Tang Chenghua was doing life drawing in the suburb of Beijing in Spring 2021.

Tang Chenghua lives in his studio in the suburbs of Beijing. He stacks many cardboard and oil pastels there. The artist feels inexplicable oppression, which comes from a helpless wait and sees on the impermanence of life. Of course, the life carrier described by the artist is not only the image of the characters but also the memory of the scenery he once saw. 

Regarding this creative experience, he wrote in his diary: ‘To deal with emergencies and the resulting mental pressure, the artist can only create.’ Art creation embodies not only the individual. We should consider the value concept to return to the essence of nature and the ultimate meaning of life. It is this pursuit of the ultimate meaning of life that supports the artist’s continual creativity. Therefore, the small series of works we have seen have surpassed the definition of works in the general sense and should be regarded as the artist’s image handwriting for questioning the life and soul under the passion of society. The purification of formal language is another breakthrough in this series of works.

Throughout the decades of Tang Chenghua’s artistic career, cross-border integration based on synaesthetic expression has become normalised. However, pursuing a sense of painting is the central focus that he has never drifted away from. Therefore, Tang Chenghua pays more attention to the consideration of formal language than other painters. The depth of its scrutiny on the language of images is already close to the exacting requirements of scientific calculations. We can find sufficient evidence in the traces of his paintings.

In his studio.

The cardboard used to complete this batch of works has a thick texture and a rubber sole, which has the flexibility of a canvas. This provides a technical guarantee for the artist’s repeated adjustments during the drawing process.
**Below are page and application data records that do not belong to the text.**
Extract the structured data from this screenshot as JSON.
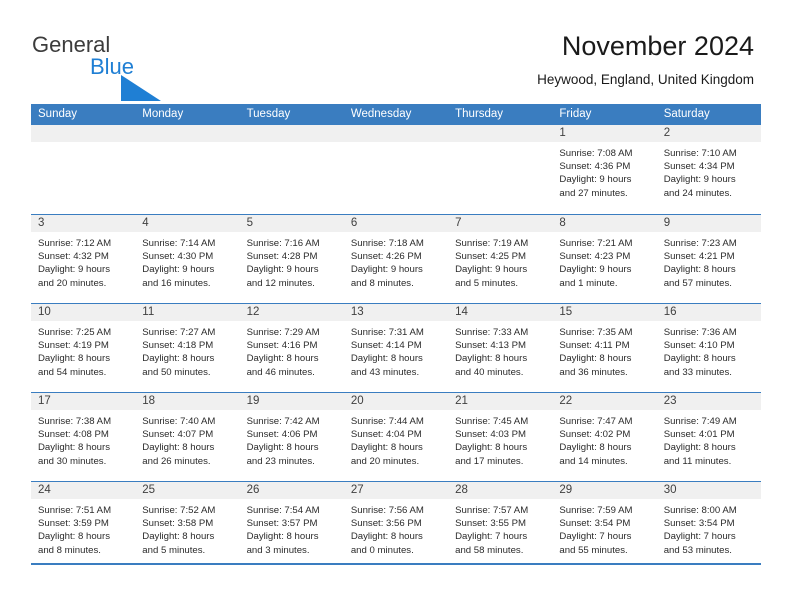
{
  "brand": {
    "name_part1": "General",
    "name_part2": "Blue",
    "logo_icon": "triangle-flag-icon",
    "accent_color": "#1f7fd4"
  },
  "header": {
    "title": "November 2024",
    "location": "Heywood, England, United Kingdom"
  },
  "theme": {
    "header_bar_color": "#3a7dc0",
    "day_header_color": "#f0f0f0",
    "text_color": "#2b2b2b"
  },
  "weekdays": [
    "Sunday",
    "Monday",
    "Tuesday",
    "Wednesday",
    "Thursday",
    "Friday",
    "Saturday"
  ],
  "weeks": [
    [
      {
        "date": "",
        "lines": []
      },
      {
        "date": "",
        "lines": []
      },
      {
        "date": "",
        "lines": []
      },
      {
        "date": "",
        "lines": []
      },
      {
        "date": "",
        "lines": []
      },
      {
        "date": "1",
        "lines": [
          "Sunrise: 7:08 AM",
          "Sunset: 4:36 PM",
          "Daylight: 9 hours",
          "and 27 minutes."
        ]
      },
      {
        "date": "2",
        "lines": [
          "Sunrise: 7:10 AM",
          "Sunset: 4:34 PM",
          "Daylight: 9 hours",
          "and 24 minutes."
        ]
      }
    ],
    [
      {
        "date": "3",
        "lines": [
          "Sunrise: 7:12 AM",
          "Sunset: 4:32 PM",
          "Daylight: 9 hours",
          "and 20 minutes."
        ]
      },
      {
        "date": "4",
        "lines": [
          "Sunrise: 7:14 AM",
          "Sunset: 4:30 PM",
          "Daylight: 9 hours",
          "and 16 minutes."
        ]
      },
      {
        "date": "5",
        "lines": [
          "Sunrise: 7:16 AM",
          "Sunset: 4:28 PM",
          "Daylight: 9 hours",
          "and 12 minutes."
        ]
      },
      {
        "date": "6",
        "lines": [
          "Sunrise: 7:18 AM",
          "Sunset: 4:26 PM",
          "Daylight: 9 hours",
          "and 8 minutes."
        ]
      },
      {
        "date": "7",
        "lines": [
          "Sunrise: 7:19 AM",
          "Sunset: 4:25 PM",
          "Daylight: 9 hours",
          "and 5 minutes."
        ]
      },
      {
        "date": "8",
        "lines": [
          "Sunrise: 7:21 AM",
          "Sunset: 4:23 PM",
          "Daylight: 9 hours",
          "and 1 minute."
        ]
      },
      {
        "date": "9",
        "lines": [
          "Sunrise: 7:23 AM",
          "Sunset: 4:21 PM",
          "Daylight: 8 hours",
          "and 57 minutes."
        ]
      }
    ],
    [
      {
        "date": "10",
        "lines": [
          "Sunrise: 7:25 AM",
          "Sunset: 4:19 PM",
          "Daylight: 8 hours",
          "and 54 minutes."
        ]
      },
      {
        "date": "11",
        "lines": [
          "Sunrise: 7:27 AM",
          "Sunset: 4:18 PM",
          "Daylight: 8 hours",
          "and 50 minutes."
        ]
      },
      {
        "date": "12",
        "lines": [
          "Sunrise: 7:29 AM",
          "Sunset: 4:16 PM",
          "Daylight: 8 hours",
          "and 46 minutes."
        ]
      },
      {
        "date": "13",
        "lines": [
          "Sunrise: 7:31 AM",
          "Sunset: 4:14 PM",
          "Daylight: 8 hours",
          "and 43 minutes."
        ]
      },
      {
        "date": "14",
        "lines": [
          "Sunrise: 7:33 AM",
          "Sunset: 4:13 PM",
          "Daylight: 8 hours",
          "and 40 minutes."
        ]
      },
      {
        "date": "15",
        "lines": [
          "Sunrise: 7:35 AM",
          "Sunset: 4:11 PM",
          "Daylight: 8 hours",
          "and 36 minutes."
        ]
      },
      {
        "date": "16",
        "lines": [
          "Sunrise: 7:36 AM",
          "Sunset: 4:10 PM",
          "Daylight: 8 hours",
          "and 33 minutes."
        ]
      }
    ],
    [
      {
        "date": "17",
        "lines": [
          "Sunrise: 7:38 AM",
          "Sunset: 4:08 PM",
          "Daylight: 8 hours",
          "and 30 minutes."
        ]
      },
      {
        "date": "18",
        "lines": [
          "Sunrise: 7:40 AM",
          "Sunset: 4:07 PM",
          "Daylight: 8 hours",
          "and 26 minutes."
        ]
      },
      {
        "date": "19",
        "lines": [
          "Sunrise: 7:42 AM",
          "Sunset: 4:06 PM",
          "Daylight: 8 hours",
          "and 23 minutes."
        ]
      },
      {
        "date": "20",
        "lines": [
          "Sunrise: 7:44 AM",
          "Sunset: 4:04 PM",
          "Daylight: 8 hours",
          "and 20 minutes."
        ]
      },
      {
        "date": "21",
        "lines": [
          "Sunrise: 7:45 AM",
          "Sunset: 4:03 PM",
          "Daylight: 8 hours",
          "and 17 minutes."
        ]
      },
      {
        "date": "22",
        "lines": [
          "Sunrise: 7:47 AM",
          "Sunset: 4:02 PM",
          "Daylight: 8 hours",
          "and 14 minutes."
        ]
      },
      {
        "date": "23",
        "lines": [
          "Sunrise: 7:49 AM",
          "Sunset: 4:01 PM",
          "Daylight: 8 hours",
          "and 11 minutes."
        ]
      }
    ],
    [
      {
        "date": "24",
        "lines": [
          "Sunrise: 7:51 AM",
          "Sunset: 3:59 PM",
          "Daylight: 8 hours",
          "and 8 minutes."
        ]
      },
      {
        "date": "25",
        "lines": [
          "Sunrise: 7:52 AM",
          "Sunset: 3:58 PM",
          "Daylight: 8 hours",
          "and 5 minutes."
        ]
      },
      {
        "date": "26",
        "lines": [
          "Sunrise: 7:54 AM",
          "Sunset: 3:57 PM",
          "Daylight: 8 hours",
          "and 3 minutes."
        ]
      },
      {
        "date": "27",
        "lines": [
          "Sunrise: 7:56 AM",
          "Sunset: 3:56 PM",
          "Daylight: 8 hours",
          "and 0 minutes."
        ]
      },
      {
        "date": "28",
        "lines": [
          "Sunrise: 7:57 AM",
          "Sunset: 3:55 PM",
          "Daylight: 7 hours",
          "and 58 minutes."
        ]
      },
      {
        "date": "29",
        "lines": [
          "Sunrise: 7:59 AM",
          "Sunset: 3:54 PM",
          "Daylight: 7 hours",
          "and 55 minutes."
        ]
      },
      {
        "date": "30",
        "lines": [
          "Sunrise: 8:00 AM",
          "Sunset: 3:54 PM",
          "Daylight: 7 hours",
          "and 53 minutes."
        ]
      }
    ]
  ]
}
This batch of paper works by Tang Chenghua partly continues the creative principle of ‘C Minor Long Yanqu’ ten years ago. The difference is that, based on the specific experience during the epidemic period, compared with the soft and smooth of “C Minor Proliferation”, these works are closer to the sadness and vigorous of Beethoven’s “Symphony No. 5 in C Minor”.

I can say that through these works completed during the outbreak of the epidemic. Tang Chenghua intelligently achieves an infinite approach to the spiritual core of traditional Chinese culture by using contemporary media. 

His studio is by the Chaobai River in the suburbs of Beijing and the winter in the north is cold and quiet. Because of the size of the space, it can’t help but feel cold even if fully heated. Perhaps the moderate cold is more conducive to his penance. I once visited the studio whilst the epidemic receded and saw him working under a thick cotton coat. The scene is like a monk wrapped in an old garment practising his daily prayer, but also like a spring silkworm spinning, the sight is moving. The artist devotes himself to the piety that is close to religious behaviour in his works, which is accurately and completely restored in the interpretation process between the work and the reader. 

The post-epidemic era is approaching, and the social body is completing its mechanism by iterate attacking passively. Therefore, we have every reason to look forward to a bright future. This is the spiritual inspiration gained whilst interpreting Tang Chenghua’s recent works!

Click the picture to see the video of Tang's creation of this series.

 Click the picture to see the video of Tang’s creation of this series.